Directions>
Filter the records below and copy every line containing the word "come".

Provided records>
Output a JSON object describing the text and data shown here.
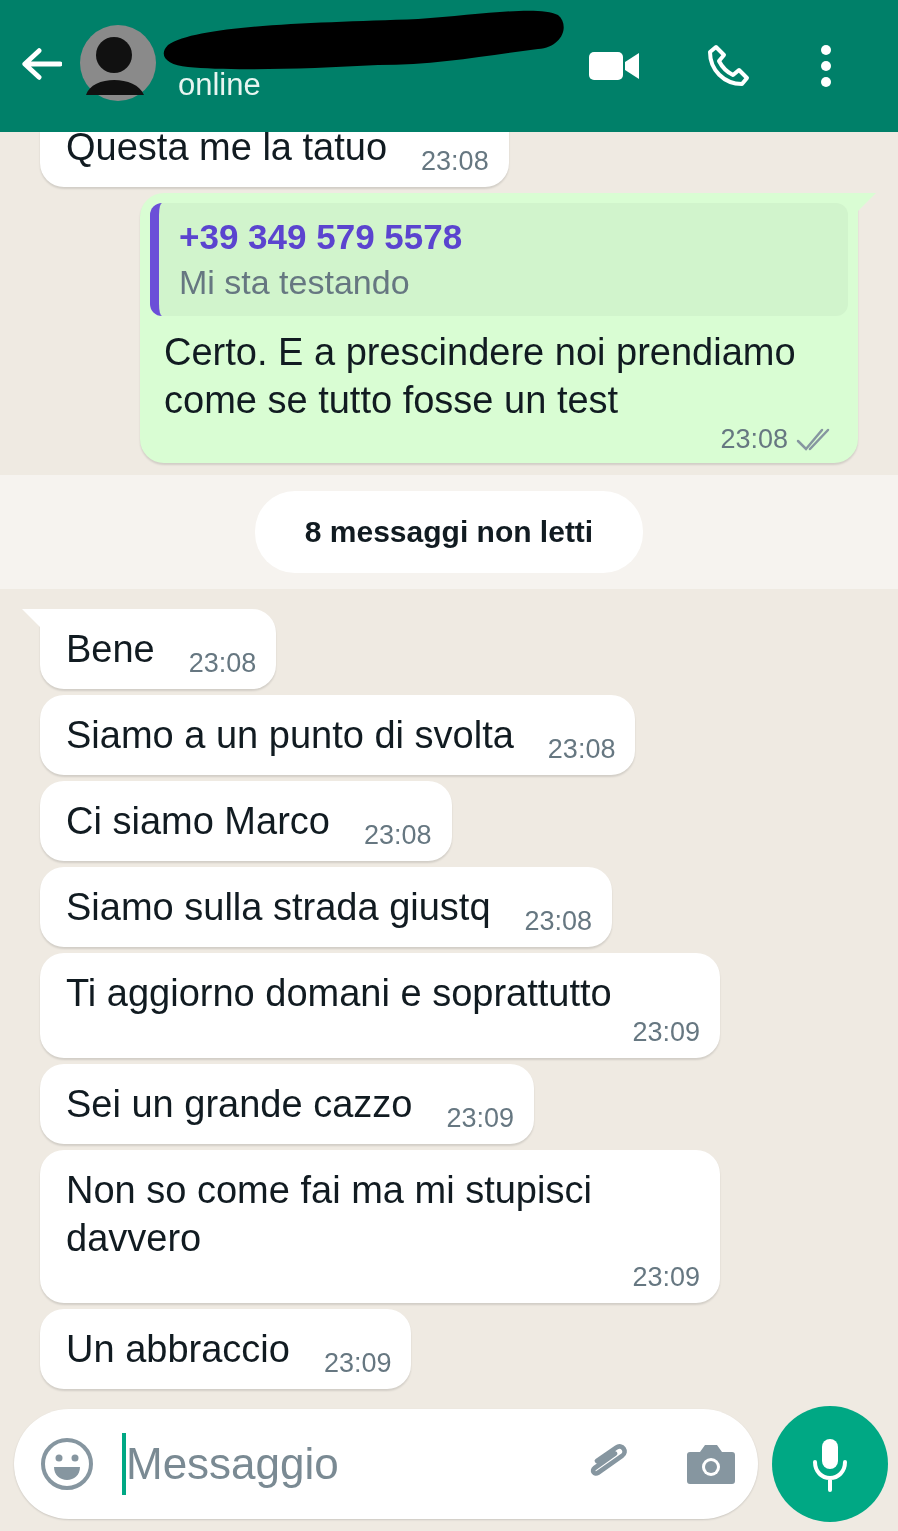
{
  "header": {
    "status": "online"
  },
  "messages": [
    {
      "kind": "incoming",
      "text": "Questa me la tatuo",
      "time": "23:08"
    },
    {
      "kind": "outgoing",
      "tail": true,
      "quote": {
        "author": "+39 349 579 5578",
        "text": "Mi sta testando"
      },
      "text": "Certo. E a prescindere noi prendiamo come se tutto fosse un test",
      "time": "23:08",
      "read": false
    },
    {
      "kind": "unread",
      "label": "8 messaggi non letti"
    },
    {
      "kind": "incoming",
      "tail": true,
      "text": "Bene",
      "time": "23:08"
    },
    {
      "kind": "incoming",
      "tail": false,
      "text": "Siamo a un punto di svolta",
      "time": "23:08"
    },
    {
      "kind": "incoming",
      "tail": false,
      "text": "Ci siamo Marco",
      "time": "23:08"
    },
    {
      "kind": "incoming",
      "tail": false,
      "text": "Siamo sulla strada giustq",
      "time": "23:08"
    },
    {
      "kind": "incoming",
      "tail": false,
      "text": "Ti aggiorno domani e soprattutto",
      "time": "23:09"
    },
    {
      "kind": "incoming",
      "tail": false,
      "text": "Sei un grande cazzo",
      "time": "23:09"
    },
    {
      "kind": "incoming",
      "tail": false,
      "text": "Non so come fai ma mi stupisci davvero",
      "time": "23:09"
    },
    {
      "kind": "incoming",
      "tail": false,
      "text": "Un abbraccio",
      "time": "23:09"
    }
  ],
  "composer": {
    "placeholder": "Messaggio"
  }
}
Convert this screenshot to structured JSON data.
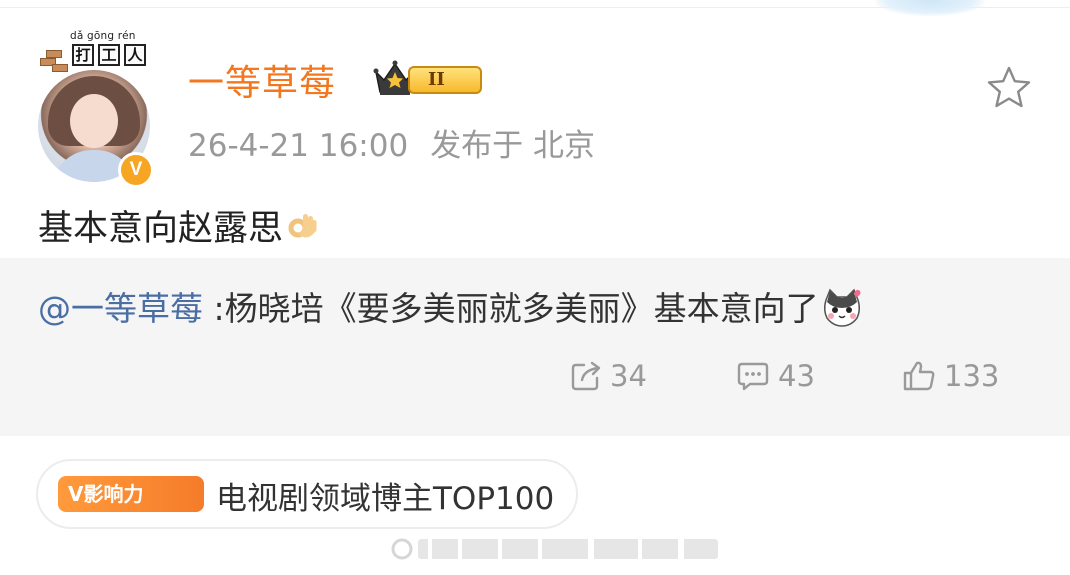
{
  "header": {
    "avatar_caption_pinyin": "dǎ gōng rén",
    "avatar_caption_chars": [
      "打",
      "工",
      "人"
    ]
  },
  "user": {
    "name": "一等草莓",
    "member_level": "II",
    "verified_mark": "V",
    "post_time": "26-4-21 16:00",
    "location": "发布于 北京"
  },
  "post": {
    "text": "基本意向赵露思",
    "emoji": "ok-hand-emoji"
  },
  "repost": {
    "mention": "@一等草莓",
    "text": " :杨晓培《要多美丽就多美丽》基本意向了",
    "emoji": "cat-face-emoji",
    "share_count": "34",
    "comment_count": "43",
    "like_count": "133"
  },
  "influence": {
    "chip_label": "V影响力",
    "label": "电视剧领域博主TOP100"
  },
  "colors": {
    "username": "#f2771f",
    "mention": "#4a6ea4",
    "meta": "#999999",
    "repost_bg": "#f5f5f5",
    "chip": "#f57c2a"
  },
  "icons": [
    "star-icon",
    "share-icon",
    "comment-icon",
    "like-icon",
    "crown-icon",
    "verified-icon"
  ]
}
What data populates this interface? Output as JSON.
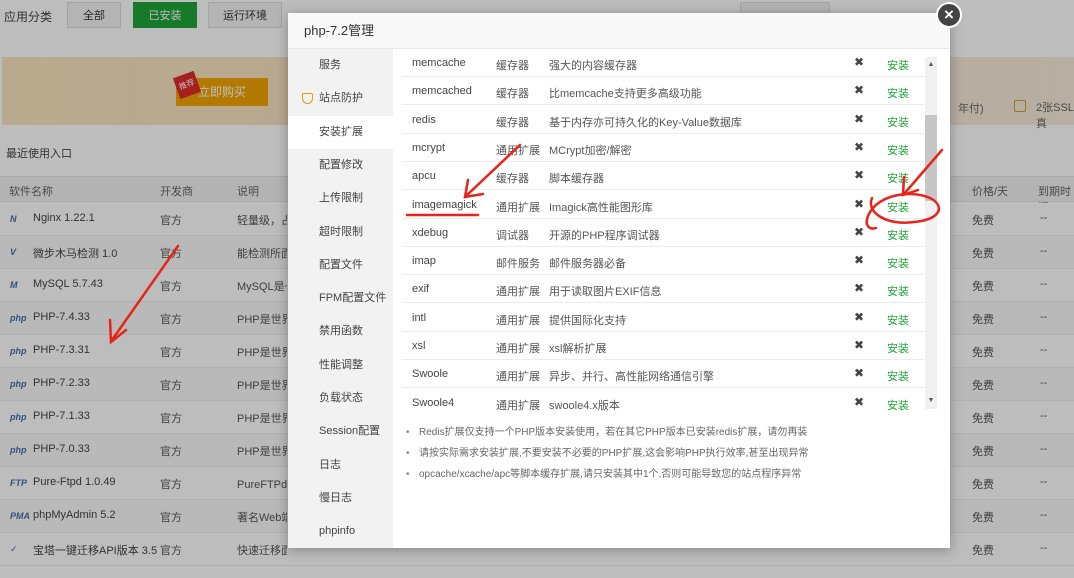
{
  "background": {
    "category_label": "应用分类",
    "categories": [
      {
        "label": "全部",
        "active": false
      },
      {
        "label": "已安装",
        "active": true
      },
      {
        "label": "运行环境",
        "active": false
      }
    ],
    "banner": {
      "recommend_badge": "推荐",
      "buy_button": "立即购买",
      "right_text1": "年付)",
      "right_text2": "2张SSL真"
    },
    "recent_label": "最近使用入口",
    "table": {
      "headers": {
        "name": "软件名称",
        "developer": "开发商",
        "desc": "说明",
        "price": "价格/天",
        "expire": "到期时间"
      },
      "rows": [
        {
          "icon": "N",
          "name": "Nginx 1.22.1",
          "dev": "官方",
          "desc": "轻量级，占有",
          "price": "免费",
          "exp": "--"
        },
        {
          "icon": "V",
          "name": "微步木马检测 1.0",
          "dev": "官方",
          "desc": "能检测所面",
          "price": "免费",
          "exp": "--"
        },
        {
          "icon": "M",
          "name": "MySQL 5.7.43",
          "dev": "官方",
          "desc": "MySQL是一",
          "price": "免费",
          "exp": "--"
        },
        {
          "icon": "php",
          "name": "PHP-7.4.33",
          "dev": "官方",
          "desc": "PHP是世界",
          "price": "免费",
          "exp": "--"
        },
        {
          "icon": "php",
          "name": "PHP-7.3.31",
          "dev": "官方",
          "desc": "PHP是世界",
          "price": "免费",
          "exp": "--"
        },
        {
          "icon": "php",
          "name": "PHP-7.2.33",
          "dev": "官方",
          "desc": "PHP是世界",
          "price": "免费",
          "exp": "--"
        },
        {
          "icon": "php",
          "name": "PHP-7.1.33",
          "dev": "官方",
          "desc": "PHP是世界",
          "price": "免费",
          "exp": "--"
        },
        {
          "icon": "php",
          "name": "PHP-7.0.33",
          "dev": "官方",
          "desc": "PHP是世界",
          "price": "免费",
          "exp": "--"
        },
        {
          "icon": "FTP",
          "name": "Pure-Ftpd 1.0.49",
          "dev": "官方",
          "desc": "PureFTPd是",
          "price": "免费",
          "exp": "--"
        },
        {
          "icon": "PMA",
          "name": "phpMyAdmin 5.2",
          "dev": "官方",
          "desc": "著名Web端",
          "price": "免费",
          "exp": "--"
        },
        {
          "icon": "✓",
          "name": "宝塔一键迁移API版本 3.5",
          "dev": "官方",
          "desc": "快速迁移面板数据",
          "price": "免费",
          "exp": "--"
        }
      ]
    }
  },
  "modal": {
    "title": "php-7.2管理",
    "close_label": "×",
    "sidebar": [
      {
        "label": "服务",
        "active": false
      },
      {
        "label": "站点防护",
        "active": false,
        "icon": "shield-icon"
      },
      {
        "label": "安装扩展",
        "active": true
      },
      {
        "label": "配置修改",
        "active": false
      },
      {
        "label": "上传限制",
        "active": false
      },
      {
        "label": "超时限制",
        "active": false
      },
      {
        "label": "配置文件",
        "active": false
      },
      {
        "label": "FPM配置文件",
        "active": false
      },
      {
        "label": "禁用函数",
        "active": false
      },
      {
        "label": "性能调整",
        "active": false
      },
      {
        "label": "负载状态",
        "active": false
      },
      {
        "label": "Session配置",
        "active": false
      },
      {
        "label": "日志",
        "active": false
      },
      {
        "label": "慢日志",
        "active": false
      },
      {
        "label": "phpinfo",
        "active": false
      }
    ],
    "extensions": [
      {
        "name": "memcache",
        "type": "缓存器",
        "desc": "强大的内容缓存器",
        "action": "安装"
      },
      {
        "name": "memcached",
        "type": "缓存器",
        "desc": "比memcache支持更多高级功能",
        "action": "安装"
      },
      {
        "name": "redis",
        "type": "缓存器",
        "desc": "基于内存亦可持久化的Key-Value数据库",
        "action": "安装"
      },
      {
        "name": "mcrypt",
        "type": "通用扩展",
        "desc": "MCrypt加密/解密",
        "action": "安装"
      },
      {
        "name": "apcu",
        "type": "缓存器",
        "desc": "脚本缓存器",
        "action": "安装"
      },
      {
        "name": "imagemagick",
        "type": "通用扩展",
        "desc": "Imagick高性能图形库",
        "action": "安装"
      },
      {
        "name": "xdebug",
        "type": "调试器",
        "desc": "开源的PHP程序调试器",
        "action": "安装"
      },
      {
        "name": "imap",
        "type": "邮件服务",
        "desc": "邮件服务器必备",
        "action": "安装"
      },
      {
        "name": "exif",
        "type": "通用扩展",
        "desc": "用于读取图片EXIF信息",
        "action": "安装"
      },
      {
        "name": "intl",
        "type": "通用扩展",
        "desc": "提供国际化支持",
        "action": "安装"
      },
      {
        "name": "xsl",
        "type": "通用扩展",
        "desc": "xsl解析扩展",
        "action": "安装"
      },
      {
        "name": "Swoole",
        "type": "通用扩展",
        "desc": "异步、并行、高性能网络通信引擎",
        "action": "安装"
      },
      {
        "name": "Swoole4",
        "type": "通用扩展",
        "desc": "swoole4.x版本",
        "action": "安装"
      }
    ],
    "notes": [
      "Redis扩展仅支持一个PHP版本安装使用，若在其它PHP版本已安装redis扩展，请勿再装",
      "请按实际需求安装扩展,不要安装不必要的PHP扩展,这会影响PHP执行效率,甚至出现异常",
      "opcache/xcache/apc等脚本缓存扩展,请只安装其中1个,否则可能导致您的站点程序异常"
    ]
  },
  "colors": {
    "accent": "#20a53a",
    "annotation": "#e8231a"
  }
}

Answer to the problem>
      "text": "Certo. E a prescindere noi prendiamo come se tutto fosse un test",
      "text": "Non so come fai ma mi stupisci davvero",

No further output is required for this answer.